▸ DATA TO EXAMINE
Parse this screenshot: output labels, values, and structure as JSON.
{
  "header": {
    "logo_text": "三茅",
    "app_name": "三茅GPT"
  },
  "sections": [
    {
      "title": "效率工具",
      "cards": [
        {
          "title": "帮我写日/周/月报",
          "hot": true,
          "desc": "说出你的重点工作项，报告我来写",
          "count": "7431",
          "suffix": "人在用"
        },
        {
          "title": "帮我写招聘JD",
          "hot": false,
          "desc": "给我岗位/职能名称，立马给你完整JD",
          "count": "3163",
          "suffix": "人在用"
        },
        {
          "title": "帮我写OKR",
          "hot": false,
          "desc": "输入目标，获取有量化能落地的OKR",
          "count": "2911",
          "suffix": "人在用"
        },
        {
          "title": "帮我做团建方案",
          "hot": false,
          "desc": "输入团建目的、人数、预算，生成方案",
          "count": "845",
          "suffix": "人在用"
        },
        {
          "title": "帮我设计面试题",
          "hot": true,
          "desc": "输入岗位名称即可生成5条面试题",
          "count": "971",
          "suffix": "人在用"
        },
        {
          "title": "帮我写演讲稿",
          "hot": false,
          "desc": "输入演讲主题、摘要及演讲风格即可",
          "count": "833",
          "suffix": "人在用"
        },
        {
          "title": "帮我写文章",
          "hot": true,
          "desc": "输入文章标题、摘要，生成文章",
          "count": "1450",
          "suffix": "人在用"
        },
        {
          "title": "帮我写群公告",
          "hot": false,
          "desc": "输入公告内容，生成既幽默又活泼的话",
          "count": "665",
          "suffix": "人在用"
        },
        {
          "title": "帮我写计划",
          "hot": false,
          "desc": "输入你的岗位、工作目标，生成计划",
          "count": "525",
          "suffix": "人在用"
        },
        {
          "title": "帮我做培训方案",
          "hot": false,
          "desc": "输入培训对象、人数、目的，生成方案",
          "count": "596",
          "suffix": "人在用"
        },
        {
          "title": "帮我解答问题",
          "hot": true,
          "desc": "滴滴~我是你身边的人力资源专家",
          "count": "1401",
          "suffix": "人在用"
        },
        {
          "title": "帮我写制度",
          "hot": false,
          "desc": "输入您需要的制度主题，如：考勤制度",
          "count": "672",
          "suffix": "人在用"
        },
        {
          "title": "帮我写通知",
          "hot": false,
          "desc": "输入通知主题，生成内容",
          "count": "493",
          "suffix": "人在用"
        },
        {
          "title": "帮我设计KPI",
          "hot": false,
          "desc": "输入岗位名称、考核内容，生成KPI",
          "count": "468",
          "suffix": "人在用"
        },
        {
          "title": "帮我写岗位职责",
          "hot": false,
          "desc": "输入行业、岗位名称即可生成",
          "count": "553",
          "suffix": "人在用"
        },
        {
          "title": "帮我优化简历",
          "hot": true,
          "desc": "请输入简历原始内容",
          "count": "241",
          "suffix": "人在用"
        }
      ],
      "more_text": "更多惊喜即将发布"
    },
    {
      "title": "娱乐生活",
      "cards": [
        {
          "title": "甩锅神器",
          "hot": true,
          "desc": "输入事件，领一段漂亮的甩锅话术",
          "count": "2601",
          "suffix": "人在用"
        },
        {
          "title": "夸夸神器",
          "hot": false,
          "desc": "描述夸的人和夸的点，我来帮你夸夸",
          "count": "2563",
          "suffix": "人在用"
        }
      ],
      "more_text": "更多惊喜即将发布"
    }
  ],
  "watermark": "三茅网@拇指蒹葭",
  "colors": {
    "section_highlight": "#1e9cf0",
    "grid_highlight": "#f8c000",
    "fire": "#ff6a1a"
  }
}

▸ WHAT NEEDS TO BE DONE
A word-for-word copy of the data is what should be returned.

▸ OUTPUT BELOW
Parse this screenshot: output labels, values, and structure as JSON.
{
  "header": {
    "logo_text": "三茅",
    "app_name": "三茅GPT"
  },
  "sections": [
    {
      "title": "效率工具",
      "cards": [
        {
          "title": "帮我写日/周/月报",
          "hot": true,
          "desc": "说出你的重点工作项，报告我来写",
          "count": "7431",
          "suffix": "人在用"
        },
        {
          "title": "帮我写招聘JD",
          "hot": false,
          "desc": "给我岗位/职能名称，立马给你完整JD",
          "count": "3163",
          "suffix": "人在用"
        },
        {
          "title": "帮我写OKR",
          "hot": false,
          "desc": "输入目标，获取有量化能落地的OKR",
          "count": "2911",
          "suffix": "人在用"
        },
        {
          "title": "帮我做团建方案",
          "hot": false,
          "desc": "输入团建目的、人数、预算，生成方案",
          "count": "845",
          "suffix": "人在用"
        },
        {
          "title": "帮我设计面试题",
          "hot": true,
          "desc": "输入岗位名称即可生成5条面试题",
          "count": "971",
          "suffix": "人在用"
        },
        {
          "title": "帮我写演讲稿",
          "hot": false,
          "desc": "输入演讲主题、摘要及演讲风格即可",
          "count": "833",
          "suffix": "人在用"
        },
        {
          "title": "帮我写文章",
          "hot": true,
          "desc": "输入文章标题、摘要，生成文章",
          "count": "1450",
          "suffix": "人在用"
        },
        {
          "title": "帮我写群公告",
          "hot": false,
          "desc": "输入公告内容，生成既幽默又活泼的话",
          "count": "665",
          "suffix": "人在用"
        },
        {
          "title": "帮我写计划",
          "hot": false,
          "desc": "输入你的岗位、工作目标，生成计划",
          "count": "525",
          "suffix": "人在用"
        },
        {
          "title": "帮我做培训方案",
          "hot": false,
          "desc": "输入培训对象、人数、目的，生成方案",
          "count": "596",
          "suffix": "人在用"
        },
        {
          "title": "帮我解答问题",
          "hot": true,
          "desc": "滴滴~我是你身边的人力资源专家",
          "count": "1401",
          "suffix": "人在用"
        },
        {
          "title": "帮我写制度",
          "hot": false,
          "desc": "输入您需要的制度主题，如：考勤制度",
          "count": "672",
          "suffix": "人在用"
        },
        {
          "title": "帮我写通知",
          "hot": false,
          "desc": "输入通知主题，生成内容",
          "count": "493",
          "suffix": "人在用"
        },
        {
          "title": "帮我设计KPI",
          "hot": false,
          "desc": "输入岗位名称、考核内容，生成KPI",
          "count": "468",
          "suffix": "人在用"
        },
        {
          "title": "帮我写岗位职责",
          "hot": false,
          "desc": "输入行业、岗位名称即可生成",
          "count": "553",
          "suffix": "人在用"
        },
        {
          "title": "帮我优化简历",
          "hot": true,
          "desc": "请输入简历原始内容",
          "count": "241",
          "suffix": "人在用"
        }
      ],
      "more_text": "更多惊喜即将发布"
    },
    {
      "title": "娱乐生活",
      "cards": [
        {
          "title": "甩锅神器",
          "hot": true,
          "desc": "输入事件，领一段漂亮的甩锅话术",
          "count": "2601",
          "suffix": "人在用"
        },
        {
          "title": "夸夸神器",
          "hot": false,
          "desc": "描述夸的人和夸的点，我来帮你夸夸",
          "count": "2563",
          "suffix": "人在用"
        }
      ],
      "more_text": "更多惊喜即将发布"
    }
  ],
  "watermark": "三茅网@拇指蒹葭",
  "colors": {
    "section_highlight": "#1e9cf0",
    "grid_highlight": "#f8c000",
    "fire": "#ff6a1a"
  }
}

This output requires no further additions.